(Collection entries)
= = = =

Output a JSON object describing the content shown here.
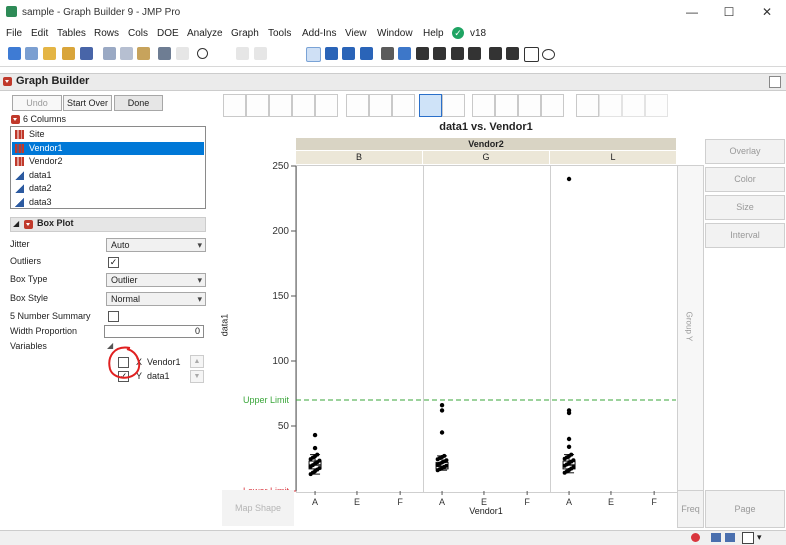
{
  "window": {
    "title": "sample - Graph Builder 9 - JMP Pro",
    "controls": [
      "—",
      "☐",
      "✕"
    ]
  },
  "menu": [
    "File",
    "Edit",
    "Tables",
    "Rows",
    "Cols",
    "DOE",
    "Analyze",
    "Graph",
    "Tools",
    "Add-Ins",
    "View",
    "Window",
    "Help"
  ],
  "menu_version": "v18",
  "header": {
    "title": "Graph Builder"
  },
  "actions": {
    "undo": "Undo",
    "start_over": "Start Over",
    "done": "Done"
  },
  "columns": {
    "header": "6 Columns",
    "items": [
      {
        "name": "Site",
        "kind": "nominal"
      },
      {
        "name": "Vendor1",
        "kind": "nominal",
        "selected": true
      },
      {
        "name": "Vendor2",
        "kind": "nominal"
      },
      {
        "name": "data1",
        "kind": "continuous"
      },
      {
        "name": "data2",
        "kind": "continuous"
      },
      {
        "name": "data3",
        "kind": "continuous"
      }
    ]
  },
  "boxplot": {
    "title": "Box Plot",
    "jitter_label": "Jitter",
    "jitter_value": "Auto",
    "outliers_label": "Outliers",
    "outliers_checked": true,
    "boxtype_label": "Box Type",
    "boxtype_value": "Outlier",
    "boxstyle_label": "Box Style",
    "boxstyle_value": "Normal",
    "fivenum_label": "5 Number Summary",
    "width_label": "Width Proportion",
    "width_value": "0",
    "variables_label": "Variables",
    "var1_role": "X",
    "var1": "Vendor1",
    "var2_role": "Y",
    "var2": "data1"
  },
  "graph": {
    "title": "data1 vs. Vendor1",
    "group_x": "Vendor2",
    "group_x_levels": [
      "B",
      "G",
      "L"
    ],
    "x_title": "Vendor1",
    "x_ticks": [
      "A",
      "E",
      "F"
    ],
    "y_title": "data1",
    "group_y": "Group Y",
    "map_shape": "Map Shape",
    "freq": "Freq",
    "page": "Page",
    "upper_limit_label": "Upper Limit",
    "lower_limit_label": "Lower Limit",
    "colors": {
      "upper_limit": "#3aa63a",
      "lower_limit": "#d9363e"
    }
  },
  "zones": [
    "Overlay",
    "Color",
    "Size",
    "Interval"
  ],
  "chart_data": {
    "type": "box",
    "title": "data1 vs. Vendor1",
    "xlabel": "Vendor1",
    "ylabel": "data1",
    "ylim": [
      0,
      250
    ],
    "y_ticks": [
      50,
      100,
      150,
      200,
      250
    ],
    "categories": [
      "A",
      "E",
      "F"
    ],
    "group_by": "Vendor2",
    "reference_lines": [
      {
        "label": "Upper Limit",
        "value": 70
      },
      {
        "label": "Lower Limit",
        "value": 0
      }
    ],
    "panels": [
      {
        "group": "B",
        "category": "A",
        "box": {
          "q1": 17,
          "median": 20,
          "q3": 23
        },
        "whiskers": [
          13,
          28
        ],
        "outliers": [
          33,
          43
        ]
      },
      {
        "group": "G",
        "category": "A",
        "box": {
          "q1": 17,
          "median": 19,
          "q3": 22
        },
        "whiskers": [
          16,
          27
        ],
        "outliers": [
          45,
          62,
          66
        ]
      },
      {
        "group": "L",
        "category": "A",
        "box": {
          "q1": 17,
          "median": 20,
          "q3": 23
        },
        "whiskers": [
          14,
          28
        ],
        "outliers": [
          34,
          40,
          60,
          62,
          240
        ]
      }
    ]
  }
}
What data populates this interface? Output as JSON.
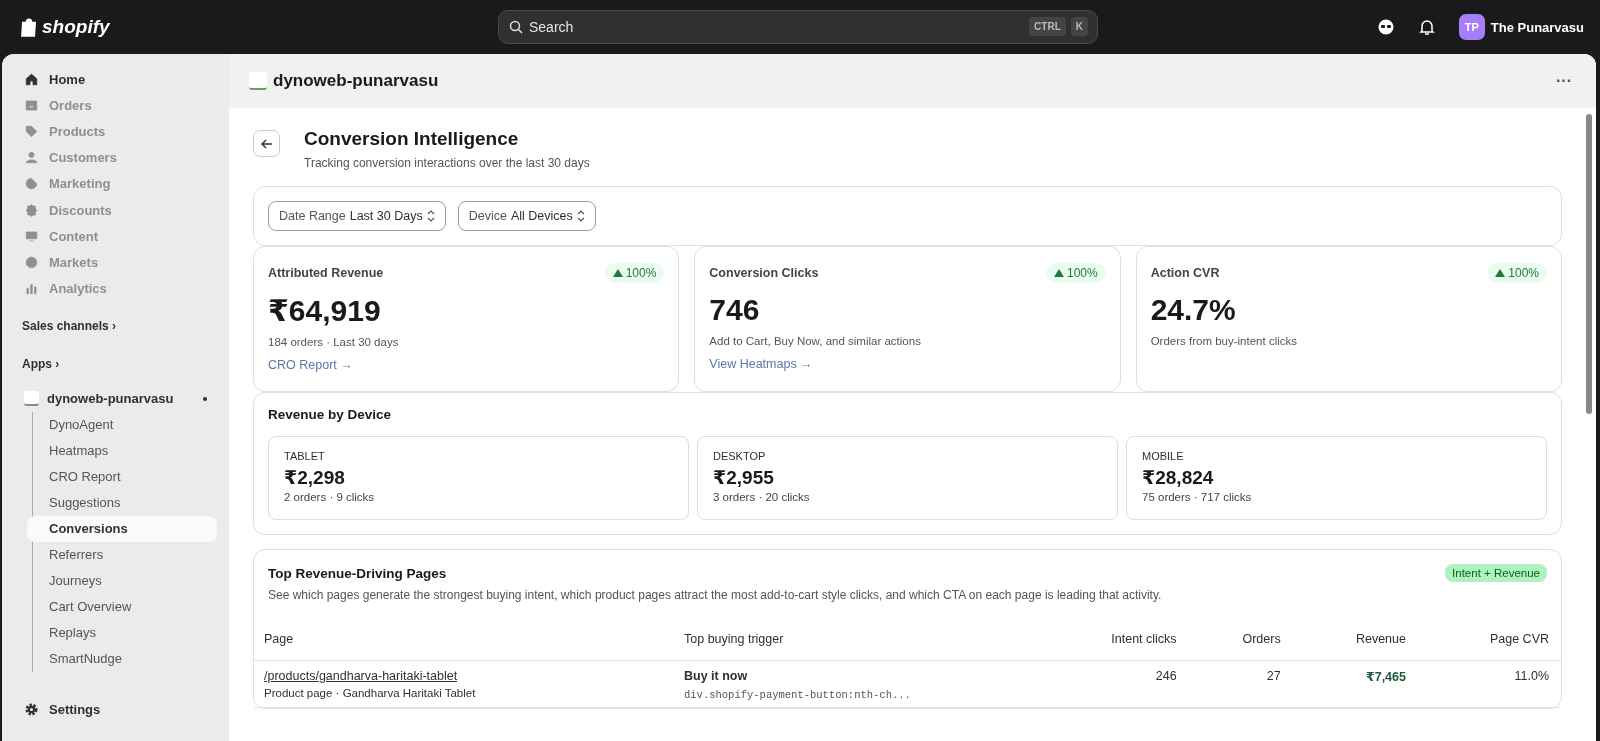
{
  "topbar": {
    "brand": "shopify",
    "search": {
      "placeholder": "Search",
      "keys": [
        "CTRL",
        "K"
      ]
    },
    "user": {
      "initials": "TP",
      "name": "The Punarvasu"
    }
  },
  "sidebar": {
    "items": [
      {
        "label": "Home",
        "disabled": false
      },
      {
        "label": "Orders",
        "disabled": true
      },
      {
        "label": "Products",
        "disabled": true
      },
      {
        "label": "Customers",
        "disabled": true
      },
      {
        "label": "Marketing",
        "disabled": true
      },
      {
        "label": "Discounts",
        "disabled": true
      },
      {
        "label": "Content",
        "disabled": true
      },
      {
        "label": "Markets",
        "disabled": true
      },
      {
        "label": "Analytics",
        "disabled": true
      }
    ],
    "sections": [
      {
        "label": "Sales channels",
        "chevron": "›"
      },
      {
        "label": "Apps",
        "chevron": "›"
      }
    ],
    "app": {
      "label": "dynoweb-punarvasu",
      "pinned": true,
      "children": [
        {
          "label": "DynoAgent",
          "selected": false
        },
        {
          "label": "Heatmaps",
          "selected": false
        },
        {
          "label": "CRO Report",
          "selected": false
        },
        {
          "label": "Suggestions",
          "selected": false
        },
        {
          "label": "Conversions",
          "selected": true
        },
        {
          "label": "Referrers",
          "selected": false
        },
        {
          "label": "Journeys",
          "selected": false
        },
        {
          "label": "Cart Overview",
          "selected": false
        },
        {
          "label": "Replays",
          "selected": false
        },
        {
          "label": "SmartNudge",
          "selected": false
        }
      ]
    },
    "settings": "Settings"
  },
  "app_header": {
    "title": "dynoweb-punarvasu",
    "more": "···"
  },
  "page": {
    "title": "Conversion Intelligence",
    "subtitle": "Tracking conversion interactions over the last 30 days",
    "filters": [
      {
        "label": "Date Range",
        "value": "Last 30 Days"
      },
      {
        "label": "Device",
        "value": "All Devices"
      }
    ],
    "metrics": [
      {
        "title": "Attributed Revenue",
        "change": "100%",
        "value": "₹64,919",
        "note": "184 orders · Last 30 days",
        "link": "CRO Report →"
      },
      {
        "title": "Conversion Clicks",
        "change": "100%",
        "value": "746",
        "note": "Add to Cart, Buy Now, and similar actions",
        "link": "View Heatmaps →"
      },
      {
        "title": "Action CVR",
        "change": "100%",
        "value": "24.7%",
        "note": "Orders from buy-intent clicks"
      }
    ],
    "devices": {
      "title": "Revenue by Device",
      "items": [
        {
          "name": "TABLET",
          "value": "₹2,298",
          "note": "2 orders · 9 clicks"
        },
        {
          "name": "DESKTOP",
          "value": "₹2,955",
          "note": "3 orders · 20 clicks"
        },
        {
          "name": "MOBILE",
          "value": "₹28,824",
          "note": "75 orders · 717 clicks"
        }
      ]
    },
    "top_pages": {
      "title": "Top Revenue-Driving Pages",
      "badge": "Intent + Revenue",
      "description": "See which pages generate the strongest buying intent, which product pages attract the most add-to-cart style clicks, and which CTA on each page is leading that activity.",
      "columns": [
        "Page",
        "Top buying trigger",
        "Intent clicks",
        "Orders",
        "Revenue",
        "Page CVR"
      ],
      "rows": [
        {
          "path": "/products/gandharva-haritaki-tablet",
          "page_info": "Product page · Gandharva Haritaki Tablet",
          "trigger": "Buy it now",
          "selector": "div.shopify-payment-button:nth-ch...",
          "intent_clicks": "246",
          "orders": "27",
          "revenue": "₹7,465",
          "cvr": "11.0%"
        }
      ]
    }
  }
}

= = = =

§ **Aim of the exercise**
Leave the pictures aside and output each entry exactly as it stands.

§ **Exercise response**
Output a JSON object describing the content shown here.
{
  "window": {
    "title": "sample - Graph Builder 9 - JMP Pro",
    "controls": [
      "—",
      "☐",
      "✕"
    ]
  },
  "menu": [
    "File",
    "Edit",
    "Tables",
    "Rows",
    "Cols",
    "DOE",
    "Analyze",
    "Graph",
    "Tools",
    "Add-Ins",
    "View",
    "Window",
    "Help"
  ],
  "menu_version": "v18",
  "header": {
    "title": "Graph Builder"
  },
  "actions": {
    "undo": "Undo",
    "start_over": "Start Over",
    "done": "Done"
  },
  "columns": {
    "header": "6 Columns",
    "items": [
      {
        "name": "Site",
        "kind": "nominal"
      },
      {
        "name": "Vendor1",
        "kind": "nominal",
        "selected": true
      },
      {
        "name": "Vendor2",
        "kind": "nominal"
      },
      {
        "name": "data1",
        "kind": "continuous"
      },
      {
        "name": "data2",
        "kind": "continuous"
      },
      {
        "name": "data3",
        "kind": "continuous"
      }
    ]
  },
  "boxplot": {
    "title": "Box Plot",
    "jitter_label": "Jitter",
    "jitter_value": "Auto",
    "outliers_label": "Outliers",
    "outliers_checked": true,
    "boxtype_label": "Box Type",
    "boxtype_value": "Outlier",
    "boxstyle_label": "Box Style",
    "boxstyle_value": "Normal",
    "fivenum_label": "5 Number Summary",
    "width_label": "Width Proportion",
    "width_value": "0",
    "variables_label": "Variables",
    "var1_role": "X",
    "var1": "Vendor1",
    "var2_role": "Y",
    "var2": "data1"
  },
  "graph": {
    "title": "data1 vs. Vendor1",
    "group_x": "Vendor2",
    "group_x_levels": [
      "B",
      "G",
      "L"
    ],
    "x_title": "Vendor1",
    "x_ticks": [
      "A",
      "E",
      "F"
    ],
    "y_title": "data1",
    "group_y": "Group Y",
    "map_shape": "Map Shape",
    "freq": "Freq",
    "page": "Page",
    "upper_limit_label": "Upper Limit",
    "lower_limit_label": "Lower Limit",
    "colors": {
      "upper_limit": "#3aa63a",
      "lower_limit": "#d9363e"
    }
  },
  "zones": [
    "Overlay",
    "Color",
    "Size",
    "Interval"
  ],
  "chart_data": {
    "type": "box",
    "title": "data1 vs. Vendor1",
    "xlabel": "Vendor1",
    "ylabel": "data1",
    "ylim": [
      0,
      250
    ],
    "y_ticks": [
      50,
      100,
      150,
      200,
      250
    ],
    "categories": [
      "A",
      "E",
      "F"
    ],
    "group_by": "Vendor2",
    "reference_lines": [
      {
        "label": "Upper Limit",
        "value": 70
      },
      {
        "label": "Lower Limit",
        "value": 0
      }
    ],
    "panels": [
      {
        "group": "B",
        "category": "A",
        "box": {
          "q1": 17,
          "median": 20,
          "q3": 23
        },
        "whiskers": [
          13,
          28
        ],
        "outliers": [
          33,
          43
        ]
      },
      {
        "group": "G",
        "category": "A",
        "box": {
          "q1": 17,
          "median": 19,
          "q3": 22
        },
        "whiskers": [
          16,
          27
        ],
        "outliers": [
          45,
          62,
          66
        ]
      },
      {
        "group": "L",
        "category": "A",
        "box": {
          "q1": 17,
          "median": 20,
          "q3": 23
        },
        "whiskers": [
          14,
          28
        ],
        "outliers": [
          34,
          40,
          60,
          62,
          240
        ]
      }
    ]
  }
}
What data populates this interface? Output as JSON.
{
  "topbar": {
    "brand": "shopify",
    "search": {
      "placeholder": "Search",
      "keys": [
        "CTRL",
        "K"
      ]
    },
    "user": {
      "initials": "TP",
      "name": "The Punarvasu"
    }
  },
  "sidebar": {
    "items": [
      {
        "label": "Home",
        "disabled": false
      },
      {
        "label": "Orders",
        "disabled": true
      },
      {
        "label": "Products",
        "disabled": true
      },
      {
        "label": "Customers",
        "disabled": true
      },
      {
        "label": "Marketing",
        "disabled": true
      },
      {
        "label": "Discounts",
        "disabled": true
      },
      {
        "label": "Content",
        "disabled": true
      },
      {
        "label": "Markets",
        "disabled": true
      },
      {
        "label": "Analytics",
        "disabled": true
      }
    ],
    "sections": [
      {
        "label": "Sales channels",
        "chevron": "›"
      },
      {
        "label": "Apps",
        "chevron": "›"
      }
    ],
    "app": {
      "label": "dynoweb-punarvasu",
      "pinned": true,
      "children": [
        {
          "label": "DynoAgent",
          "selected": false
        },
        {
          "label": "Heatmaps",
          "selected": false
        },
        {
          "label": "CRO Report",
          "selected": false
        },
        {
          "label": "Suggestions",
          "selected": false
        },
        {
          "label": "Conversions",
          "selected": true
        },
        {
          "label": "Referrers",
          "selected": false
        },
        {
          "label": "Journeys",
          "selected": false
        },
        {
          "label": "Cart Overview",
          "selected": false
        },
        {
          "label": "Replays",
          "selected": false
        },
        {
          "label": "SmartNudge",
          "selected": false
        }
      ]
    },
    "settings": "Settings"
  },
  "app_header": {
    "title": "dynoweb-punarvasu",
    "more": "···"
  },
  "page": {
    "title": "Conversion Intelligence",
    "subtitle": "Tracking conversion interactions over the last 30 days",
    "filters": [
      {
        "label": "Date Range",
        "value": "Last 30 Days"
      },
      {
        "label": "Device",
        "value": "All Devices"
      }
    ],
    "metrics": [
      {
        "title": "Attributed Revenue",
        "change": "100%",
        "value": "₹64,919",
        "note": "184 orders · Last 30 days",
        "link": "CRO Report →"
      },
      {
        "title": "Conversion Clicks",
        "change": "100%",
        "value": "746",
        "note": "Add to Cart, Buy Now, and similar actions",
        "link": "View Heatmaps →"
      },
      {
        "title": "Action CVR",
        "change": "100%",
        "value": "24.7%",
        "note": "Orders from buy-intent clicks"
      }
    ],
    "devices": {
      "title": "Revenue by Device",
      "items": [
        {
          "name": "TABLET",
          "value": "₹2,298",
          "note": "2 orders · 9 clicks"
        },
        {
          "name": "DESKTOP",
          "value": "₹2,955",
          "note": "3 orders · 20 clicks"
        },
        {
          "name": "MOBILE",
          "value": "₹28,824",
          "note": "75 orders · 717 clicks"
        }
      ]
    },
    "top_pages": {
      "title": "Top Revenue-Driving Pages",
      "badge": "Intent + Revenue",
      "description": "See which pages generate the strongest buying intent, which product pages attract the most add-to-cart style clicks, and which CTA on each page is leading that activity.",
      "columns": [
        "Page",
        "Top buying trigger",
        "Intent clicks",
        "Orders",
        "Revenue",
        "Page CVR"
      ],
      "rows": [
        {
          "path": "/products/gandharva-haritaki-tablet",
          "page_info": "Product page · Gandharva Haritaki Tablet",
          "trigger": "Buy it now",
          "selector": "div.shopify-payment-button:nth-ch...",
          "intent_clicks": "246",
          "orders": "27",
          "revenue": "₹7,465",
          "cvr": "11.0%"
        }
      ]
    }
  }
}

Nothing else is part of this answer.